While some children went to school during the pandemic, most learned remotely or in a hybrid model from some distant and some in person. As we go over the one-year limit, it becomes increasingly clear that children need to get back into their pre-pandemic school routines. It’s not just education that has suffered. Isolation at home is also bad for the mental and physical health of children.
The problem is, the pandemic is not over yet. While vaccines give us hope, children under the age of 16 cannot yet be vaccinated and access to vaccines for teachers is inconsistent. Understandably, many people would prefer not to make any changes just yet. Instead, they want to wait until the next school year until more adults are vaccinated and students may be eligible for vaccinations.
Waiting could do more damage
But so much has already been lost and many students and families are in crisis. Even for those not in crisis, for many students, stepping away from computer screens, back to teaching in person and seeing friends, let alone weeks of physical activity, could make a huge difference to many students.
Most school districts offer and continue to offer a long-distance option – and for children and families at high medical risk who have not yet been vaccinated, this may be the best option. But if no one in the family is at high risk and the number of parishes is low, school is likely safe. It’s also the better educational option.
Learn more about school district safety plans
Knowing what your school is up to is important
- Distancing: What is feasible What do classrooms and lunches look like?
- Masks: Wearing well-fitting masks will reduce the risk of spreading the virus that causes COVID-19. Staff and students should wear them – even after staff have received the vaccine.
- Wash your hands: Staff and students should be able to wash their hands regularly and hand sanitizer should be available.
- Screening for Symptoms and Exposure: Daily screening for symptoms of COVID-19 or exposure to someone with the disease should be done – and clear protocols for isolating and testing before going back to school.
- Contact tracking: If an employee or student is found to have COVID-19, there should be a clear system of identifying and notifying all possible contacts with a clear plan for quarantine and testing.
- Ventilation: The more air can circulate, the better. This is more practical in some buildings than in others.
- Cleaning: Common surfaces should be cleaned regularly.
- Meals: Students should be kept a safe distance while eating and all meals served should be prepackaged.
How can parents help children prepare for school?
Some students have not been in a school building for a year. Parents may need to make some preparations, such as:
- Practice Wearing Masks: It is not easy to wear one for hours and families may want to practice.
- Getting used to keeping your distance: If students have only been with family members or other people in their capsule, they may not be used to the idea of staying three to six feet apart. Families need to talk about it and may want to practice it too.
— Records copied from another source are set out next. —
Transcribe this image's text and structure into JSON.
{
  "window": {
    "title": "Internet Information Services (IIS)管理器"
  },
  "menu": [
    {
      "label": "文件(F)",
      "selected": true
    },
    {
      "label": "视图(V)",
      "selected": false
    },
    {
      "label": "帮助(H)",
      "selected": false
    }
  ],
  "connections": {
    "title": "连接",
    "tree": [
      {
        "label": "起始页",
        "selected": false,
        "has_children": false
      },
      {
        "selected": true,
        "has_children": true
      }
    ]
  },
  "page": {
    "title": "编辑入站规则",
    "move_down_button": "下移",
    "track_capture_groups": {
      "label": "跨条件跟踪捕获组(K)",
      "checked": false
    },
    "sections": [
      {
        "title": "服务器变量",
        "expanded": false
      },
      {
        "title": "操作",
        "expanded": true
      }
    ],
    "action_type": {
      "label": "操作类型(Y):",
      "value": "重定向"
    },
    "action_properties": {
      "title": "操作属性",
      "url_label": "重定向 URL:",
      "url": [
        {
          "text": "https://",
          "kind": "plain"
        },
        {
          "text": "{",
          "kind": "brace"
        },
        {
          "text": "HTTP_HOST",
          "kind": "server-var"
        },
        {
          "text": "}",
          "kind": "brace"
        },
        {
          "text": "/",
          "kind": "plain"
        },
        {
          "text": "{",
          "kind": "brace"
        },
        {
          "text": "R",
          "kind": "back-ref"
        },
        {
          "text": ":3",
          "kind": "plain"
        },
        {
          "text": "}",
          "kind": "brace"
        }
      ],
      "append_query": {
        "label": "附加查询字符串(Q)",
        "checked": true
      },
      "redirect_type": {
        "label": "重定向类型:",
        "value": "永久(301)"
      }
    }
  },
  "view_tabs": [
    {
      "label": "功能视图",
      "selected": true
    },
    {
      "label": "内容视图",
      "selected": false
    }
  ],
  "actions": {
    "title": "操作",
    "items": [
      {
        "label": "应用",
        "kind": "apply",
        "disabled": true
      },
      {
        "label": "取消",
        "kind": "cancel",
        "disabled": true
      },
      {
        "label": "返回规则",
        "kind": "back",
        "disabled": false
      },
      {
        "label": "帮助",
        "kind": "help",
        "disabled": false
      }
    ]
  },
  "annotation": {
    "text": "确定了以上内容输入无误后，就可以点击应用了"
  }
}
- Planning your hand washing: Make a habit of doing it at home regularly so that you can remember it more easily at school.
- Changing class schedules: After a year of rolling out of bed (or not) and starting school on the computer, it can be difficult to get up early, get dressed, and commute to school. Earlier bedtime may also be required. It can be helpful to adjust to these schedules a few days in advance.
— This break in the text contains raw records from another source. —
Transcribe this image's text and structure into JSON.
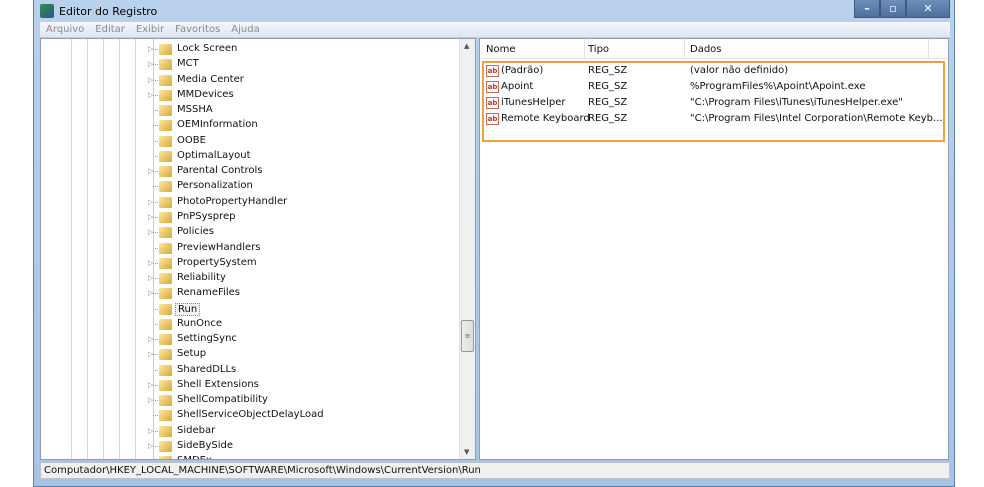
{
  "window": {
    "title": "Editor do Registro",
    "minimize": "–",
    "maximize": "▫",
    "close": "✕"
  },
  "menu": [
    "Arquivo",
    "Editar",
    "Exibir",
    "Favoritos",
    "Ajuda"
  ],
  "tree": {
    "selected": "Run",
    "items": [
      {
        "label": "Lock Screen",
        "expandable": true
      },
      {
        "label": "MCT",
        "expandable": true
      },
      {
        "label": "Media Center",
        "expandable": true
      },
      {
        "label": "MMDevices",
        "expandable": true
      },
      {
        "label": "MSSHA",
        "expandable": false
      },
      {
        "label": "OEMInformation",
        "expandable": false
      },
      {
        "label": "OOBE",
        "expandable": false
      },
      {
        "label": "OptimalLayout",
        "expandable": false
      },
      {
        "label": "Parental Controls",
        "expandable": true
      },
      {
        "label": "Personalization",
        "expandable": false
      },
      {
        "label": "PhotoPropertyHandler",
        "expandable": true
      },
      {
        "label": "PnPSysprep",
        "expandable": true
      },
      {
        "label": "Policies",
        "expandable": true
      },
      {
        "label": "PreviewHandlers",
        "expandable": false
      },
      {
        "label": "PropertySystem",
        "expandable": true
      },
      {
        "label": "Reliability",
        "expandable": true
      },
      {
        "label": "RenameFiles",
        "expandable": true
      },
      {
        "label": "Run",
        "expandable": false
      },
      {
        "label": "RunOnce",
        "expandable": false
      },
      {
        "label": "SettingSync",
        "expandable": true
      },
      {
        "label": "Setup",
        "expandable": true
      },
      {
        "label": "SharedDLLs",
        "expandable": false
      },
      {
        "label": "Shell Extensions",
        "expandable": true
      },
      {
        "label": "ShellCompatibility",
        "expandable": true
      },
      {
        "label": "ShellServiceObjectDelayLoad",
        "expandable": false
      },
      {
        "label": "Sidebar",
        "expandable": true
      },
      {
        "label": "SideBySide",
        "expandable": true
      },
      {
        "label": "SMDEx",
        "expandable": false
      }
    ]
  },
  "list": {
    "columns": [
      "Nome",
      "Tipo",
      "Dados"
    ],
    "rows": [
      {
        "name": "(Padrão)",
        "type": "REG_SZ",
        "data": "(valor não definido)"
      },
      {
        "name": "Apoint",
        "type": "REG_SZ",
        "data": "%ProgramFiles%\\Apoint\\Apoint.exe"
      },
      {
        "name": "iTunesHelper",
        "type": "REG_SZ",
        "data": "\"C:\\Program Files\\iTunes\\iTunesHelper.exe\""
      },
      {
        "name": "Remote Keyboard",
        "type": "REG_SZ",
        "data": "\"C:\\Program Files\\Intel Corporation\\Remote Keyb..."
      }
    ],
    "value_icon": "ab",
    "highlight_color": "#f0a040"
  },
  "status": "Computador\\HKEY_LOCAL_MACHINE\\SOFTWARE\\Microsoft\\Windows\\CurrentVersion\\Run"
}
- Have conversations about what it will be like to be back in class: while children studying online have had to follow the rules of a distant class, they may have forgotten the rules of a personal class. Talk about how it will be different.
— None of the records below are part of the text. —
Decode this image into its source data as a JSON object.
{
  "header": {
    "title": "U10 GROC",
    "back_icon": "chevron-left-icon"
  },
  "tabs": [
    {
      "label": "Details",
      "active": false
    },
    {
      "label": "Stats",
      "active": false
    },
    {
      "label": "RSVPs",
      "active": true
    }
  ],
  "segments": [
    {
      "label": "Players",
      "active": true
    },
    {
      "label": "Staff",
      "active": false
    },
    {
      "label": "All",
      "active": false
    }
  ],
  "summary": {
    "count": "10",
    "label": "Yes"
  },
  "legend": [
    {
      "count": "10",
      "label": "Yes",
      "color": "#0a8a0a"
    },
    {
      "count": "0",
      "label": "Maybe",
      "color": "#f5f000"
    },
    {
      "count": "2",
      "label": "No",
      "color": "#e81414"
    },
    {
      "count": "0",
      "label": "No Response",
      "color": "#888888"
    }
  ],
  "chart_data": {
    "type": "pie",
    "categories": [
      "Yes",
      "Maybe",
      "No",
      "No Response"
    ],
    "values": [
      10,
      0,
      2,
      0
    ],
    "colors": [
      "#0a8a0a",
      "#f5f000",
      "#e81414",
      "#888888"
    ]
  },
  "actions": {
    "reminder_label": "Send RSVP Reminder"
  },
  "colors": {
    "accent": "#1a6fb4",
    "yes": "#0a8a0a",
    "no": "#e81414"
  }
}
- Meal Planning: Meals look different in schools these days, and packing lunch may be your best bet. Planning and shopping (for easy-to-prepare groceries, plus a lunch box and water bottle) can help.
Be prepared for some bumps in the transition and take time each day to talk to your child about their feelings and experiences. It could be an open-ended “high / low” question over dinner, or some other screen-free time where your child can get your full attention. Keep questions open and ask them as supportively as possible.
If you have any questions about your child’s special situation, ask your doctor.